Web page and app entries
=======

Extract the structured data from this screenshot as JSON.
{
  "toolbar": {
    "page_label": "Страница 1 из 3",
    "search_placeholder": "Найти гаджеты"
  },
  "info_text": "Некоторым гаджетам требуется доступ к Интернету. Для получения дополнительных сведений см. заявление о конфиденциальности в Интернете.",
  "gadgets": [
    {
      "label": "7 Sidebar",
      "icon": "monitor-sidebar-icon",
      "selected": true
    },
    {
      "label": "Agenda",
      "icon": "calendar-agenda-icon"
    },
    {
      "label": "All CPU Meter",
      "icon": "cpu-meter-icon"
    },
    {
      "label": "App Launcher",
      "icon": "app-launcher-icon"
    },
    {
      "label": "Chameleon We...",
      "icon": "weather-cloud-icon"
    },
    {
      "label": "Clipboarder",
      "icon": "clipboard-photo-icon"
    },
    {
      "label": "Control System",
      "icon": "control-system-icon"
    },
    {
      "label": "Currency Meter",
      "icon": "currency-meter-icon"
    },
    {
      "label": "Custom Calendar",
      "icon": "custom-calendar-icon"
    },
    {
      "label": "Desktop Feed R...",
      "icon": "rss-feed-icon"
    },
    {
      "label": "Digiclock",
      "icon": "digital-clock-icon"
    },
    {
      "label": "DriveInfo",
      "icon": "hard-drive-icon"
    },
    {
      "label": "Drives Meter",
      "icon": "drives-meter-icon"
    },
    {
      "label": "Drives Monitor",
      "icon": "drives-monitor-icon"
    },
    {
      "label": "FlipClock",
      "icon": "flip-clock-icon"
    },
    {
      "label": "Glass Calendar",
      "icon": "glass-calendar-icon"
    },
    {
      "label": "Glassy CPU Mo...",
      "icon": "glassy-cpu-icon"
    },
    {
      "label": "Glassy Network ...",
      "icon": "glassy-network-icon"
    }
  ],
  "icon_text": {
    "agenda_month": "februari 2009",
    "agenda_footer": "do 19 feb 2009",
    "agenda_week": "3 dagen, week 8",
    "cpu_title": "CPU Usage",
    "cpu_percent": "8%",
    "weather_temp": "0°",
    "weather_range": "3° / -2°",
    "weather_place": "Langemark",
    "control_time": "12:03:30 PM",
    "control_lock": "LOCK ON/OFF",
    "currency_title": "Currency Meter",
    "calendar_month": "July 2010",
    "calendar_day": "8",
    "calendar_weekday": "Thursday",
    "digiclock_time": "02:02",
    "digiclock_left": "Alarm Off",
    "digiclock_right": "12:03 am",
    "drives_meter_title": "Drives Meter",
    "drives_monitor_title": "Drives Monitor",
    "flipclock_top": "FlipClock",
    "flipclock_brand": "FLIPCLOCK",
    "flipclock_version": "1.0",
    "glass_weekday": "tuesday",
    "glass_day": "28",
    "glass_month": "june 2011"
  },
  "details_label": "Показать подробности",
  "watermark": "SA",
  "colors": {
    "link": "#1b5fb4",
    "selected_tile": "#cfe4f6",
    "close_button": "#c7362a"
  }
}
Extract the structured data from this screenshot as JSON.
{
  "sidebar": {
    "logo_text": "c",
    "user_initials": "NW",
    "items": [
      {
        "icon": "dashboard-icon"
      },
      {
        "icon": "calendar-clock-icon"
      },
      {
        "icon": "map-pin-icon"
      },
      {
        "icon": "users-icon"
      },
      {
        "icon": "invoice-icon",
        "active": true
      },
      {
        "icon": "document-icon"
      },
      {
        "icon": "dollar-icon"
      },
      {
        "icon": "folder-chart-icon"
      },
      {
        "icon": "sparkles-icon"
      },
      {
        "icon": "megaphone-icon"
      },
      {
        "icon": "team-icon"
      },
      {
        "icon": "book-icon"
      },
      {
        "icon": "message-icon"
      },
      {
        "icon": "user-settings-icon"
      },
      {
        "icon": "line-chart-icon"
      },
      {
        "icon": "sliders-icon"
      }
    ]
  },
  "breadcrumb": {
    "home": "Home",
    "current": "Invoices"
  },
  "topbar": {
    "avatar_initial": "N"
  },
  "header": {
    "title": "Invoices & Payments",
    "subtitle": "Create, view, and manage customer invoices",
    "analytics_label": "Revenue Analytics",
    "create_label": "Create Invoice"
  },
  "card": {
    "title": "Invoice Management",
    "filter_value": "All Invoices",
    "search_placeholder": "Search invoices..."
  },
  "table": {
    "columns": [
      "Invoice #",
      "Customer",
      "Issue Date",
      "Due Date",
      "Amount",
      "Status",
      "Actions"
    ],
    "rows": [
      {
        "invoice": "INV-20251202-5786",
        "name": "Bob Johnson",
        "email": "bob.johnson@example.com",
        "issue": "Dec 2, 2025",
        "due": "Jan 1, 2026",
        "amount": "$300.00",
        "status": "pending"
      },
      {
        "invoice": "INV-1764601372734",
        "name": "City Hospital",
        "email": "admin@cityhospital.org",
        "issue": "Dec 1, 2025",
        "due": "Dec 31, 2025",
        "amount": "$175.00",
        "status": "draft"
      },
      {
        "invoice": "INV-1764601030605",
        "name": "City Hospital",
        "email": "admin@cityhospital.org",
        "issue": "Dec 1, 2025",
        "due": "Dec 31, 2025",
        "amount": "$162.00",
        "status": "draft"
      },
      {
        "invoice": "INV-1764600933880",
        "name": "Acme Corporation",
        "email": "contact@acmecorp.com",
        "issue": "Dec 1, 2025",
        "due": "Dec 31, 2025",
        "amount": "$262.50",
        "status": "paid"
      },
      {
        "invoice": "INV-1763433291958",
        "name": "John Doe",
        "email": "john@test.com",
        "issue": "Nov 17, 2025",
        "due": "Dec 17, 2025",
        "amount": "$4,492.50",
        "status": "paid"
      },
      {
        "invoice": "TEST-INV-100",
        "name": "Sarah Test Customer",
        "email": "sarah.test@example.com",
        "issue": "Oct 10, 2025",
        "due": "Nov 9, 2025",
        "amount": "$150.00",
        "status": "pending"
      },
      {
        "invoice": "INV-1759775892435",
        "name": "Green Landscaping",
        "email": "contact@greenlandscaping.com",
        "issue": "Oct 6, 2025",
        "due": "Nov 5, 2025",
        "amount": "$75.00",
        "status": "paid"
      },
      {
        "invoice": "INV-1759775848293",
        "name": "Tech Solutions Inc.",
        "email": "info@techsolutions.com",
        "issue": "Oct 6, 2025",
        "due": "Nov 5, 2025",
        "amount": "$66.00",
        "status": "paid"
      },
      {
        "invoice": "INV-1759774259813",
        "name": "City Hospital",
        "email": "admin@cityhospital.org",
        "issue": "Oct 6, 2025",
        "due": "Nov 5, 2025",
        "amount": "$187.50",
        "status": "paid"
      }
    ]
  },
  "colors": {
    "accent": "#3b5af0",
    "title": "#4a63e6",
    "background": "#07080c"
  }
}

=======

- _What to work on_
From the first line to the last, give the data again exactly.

- _Solution to this exercise_
Extract the structured data from this screenshot as JSON.
{
  "toolbar": {
    "page_label": "Страница 1 из 3",
    "search_placeholder": "Найти гаджеты"
  },
  "info_text": "Некоторым гаджетам требуется доступ к Интернету. Для получения дополнительных сведений см. заявление о конфиденциальности в Интернете.",
  "gadgets": [
    {
      "label": "7 Sidebar",
      "icon": "monitor-sidebar-icon",
      "selected": true
    },
    {
      "label": "Agenda",
      "icon": "calendar-agenda-icon"
    },
    {
      "label": "All CPU Meter",
      "icon": "cpu-meter-icon"
    },
    {
      "label": "App Launcher",
      "icon": "app-launcher-icon"
    },
    {
      "label": "Chameleon We...",
      "icon": "weather-cloud-icon"
    },
    {
      "label": "Clipboarder",
      "icon": "clipboard-photo-icon"
    },
    {
      "label": "Control System",
      "icon": "control-system-icon"
    },
    {
      "label": "Currency Meter",
      "icon": "currency-meter-icon"
    },
    {
      "label": "Custom Calendar",
      "icon": "custom-calendar-icon"
    },
    {
      "label": "Desktop Feed R...",
      "icon": "rss-feed-icon"
    },
    {
      "label": "Digiclock",
      "icon": "digital-clock-icon"
    },
    {
      "label": "DriveInfo",
      "icon": "hard-drive-icon"
    },
    {
      "label": "Drives Meter",
      "icon": "drives-meter-icon"
    },
    {
      "label": "Drives Monitor",
      "icon": "drives-monitor-icon"
    },
    {
      "label": "FlipClock",
      "icon": "flip-clock-icon"
    },
    {
      "label": "Glass Calendar",
      "icon": "glass-calendar-icon"
    },
    {
      "label": "Glassy CPU Mo...",
      "icon": "glassy-cpu-icon"
    },
    {
      "label": "Glassy Network ...",
      "icon": "glassy-network-icon"
    }
  ],
  "icon_text": {
    "agenda_month": "februari 2009",
    "agenda_footer": "do 19 feb 2009",
    "agenda_week": "3 dagen, week 8",
    "cpu_title": "CPU Usage",
    "cpu_percent": "8%",
    "weather_temp": "0°",
    "weather_range": "3° / -2°",
    "weather_place": "Langemark",
    "control_time": "12:03:30 PM",
    "control_lock": "LOCK ON/OFF",
    "currency_title": "Currency Meter",
    "calendar_month": "July 2010",
    "calendar_day": "8",
    "calendar_weekday": "Thursday",
    "digiclock_time": "02:02",
    "digiclock_left": "Alarm Off",
    "digiclock_right": "12:03 am",
    "drives_meter_title": "Drives Meter",
    "drives_monitor_title": "Drives Monitor",
    "flipclock_top": "FlipClock",
    "flipclock_brand": "FLIPCLOCK",
    "flipclock_version": "1.0",
    "glass_weekday": "tuesday",
    "glass_day": "28",
    "glass_month": "june 2011"
  },
  "details_label": "Показать подробности",
  "watermark": "SA",
  "colors": {
    "link": "#1b5fb4",
    "selected_tile": "#cfe4f6",
    "close_button": "#c7362a"
  }
}
Extract the structured data from this screenshot as JSON.
{
  "sidebar": {
    "logo_text": "c",
    "user_initials": "NW",
    "items": [
      {
        "icon": "dashboard-icon"
      },
      {
        "icon": "calendar-clock-icon"
      },
      {
        "icon": "map-pin-icon"
      },
      {
        "icon": "users-icon"
      },
      {
        "icon": "invoice-icon",
        "active": true
      },
      {
        "icon": "document-icon"
      },
      {
        "icon": "dollar-icon"
      },
      {
        "icon": "folder-chart-icon"
      },
      {
        "icon": "sparkles-icon"
      },
      {
        "icon": "megaphone-icon"
      },
      {
        "icon": "team-icon"
      },
      {
        "icon": "book-icon"
      },
      {
        "icon": "message-icon"
      },
      {
        "icon": "user-settings-icon"
      },
      {
        "icon": "line-chart-icon"
      },
      {
        "icon": "sliders-icon"
      }
    ]
  },
  "breadcrumb": {
    "home": "Home",
    "current": "Invoices"
  },
  "topbar": {
    "avatar_initial": "N"
  },
  "header": {
    "title": "Invoices & Payments",
    "subtitle": "Create, view, and manage customer invoices",
    "analytics_label": "Revenue Analytics",
    "create_label": "Create Invoice"
  },
  "card": {
    "title": "Invoice Management",
    "filter_value": "All Invoices",
    "search_placeholder": "Search invoices..."
  },
  "table": {
    "columns": [
      "Invoice #",
      "Customer",
      "Issue Date",
      "Due Date",
      "Amount",
      "Status",
      "Actions"
    ],
    "rows": [
      {
        "invoice": "INV-20251202-5786",
        "name": "Bob Johnson",
        "email": "bob.johnson@example.com",
        "issue": "Dec 2, 2025",
        "due": "Jan 1, 2026",
        "amount": "$300.00",
        "status": "pending"
      },
      {
        "invoice": "INV-1764601372734",
        "name": "City Hospital",
        "email": "admin@cityhospital.org",
        "issue": "Dec 1, 2025",
        "due": "Dec 31, 2025",
        "amount": "$175.00",
        "status": "draft"
      },
      {
        "invoice": "INV-1764601030605",
        "name": "City Hospital",
        "email": "admin@cityhospital.org",
        "issue": "Dec 1, 2025",
        "due": "Dec 31, 2025",
        "amount": "$162.00",
        "status": "draft"
      },
      {
        "invoice": "INV-1764600933880",
        "name": "Acme Corporation",
        "email": "contact@acmecorp.com",
        "issue": "Dec 1, 2025",
        "due": "Dec 31, 2025",
        "amount": "$262.50",
        "status": "paid"
      },
      {
        "invoice": "INV-1763433291958",
        "name": "John Doe",
        "email": "john@test.com",
        "issue": "Nov 17, 2025",
        "due": "Dec 17, 2025",
        "amount": "$4,492.50",
        "status": "paid"
      },
      {
        "invoice": "TEST-INV-100",
        "name": "Sarah Test Customer",
        "email": "sarah.test@example.com",
        "issue": "Oct 10, 2025",
        "due": "Nov 9, 2025",
        "amount": "$150.00",
        "status": "pending"
      },
      {
        "invoice": "INV-1759775892435",
        "name": "Green Landscaping",
        "email": "contact@greenlandscaping.com",
        "issue": "Oct 6, 2025",
        "due": "Nov 5, 2025",
        "amount": "$75.00",
        "status": "paid"
      },
      {
        "invoice": "INV-1759775848293",
        "name": "Tech Solutions Inc.",
        "email": "info@techsolutions.com",
        "issue": "Oct 6, 2025",
        "due": "Nov 5, 2025",
        "amount": "$66.00",
        "status": "paid"
      },
      {
        "invoice": "INV-1759774259813",
        "name": "City Hospital",
        "email": "admin@cityhospital.org",
        "issue": "Oct 6, 2025",
        "due": "Nov 5, 2025",
        "amount": "$187.50",
        "status": "paid"
      }
    ]
  },
  "colors": {
    "accent": "#3b5af0",
    "title": "#4a63e6",
    "background": "#07080c"
  }
}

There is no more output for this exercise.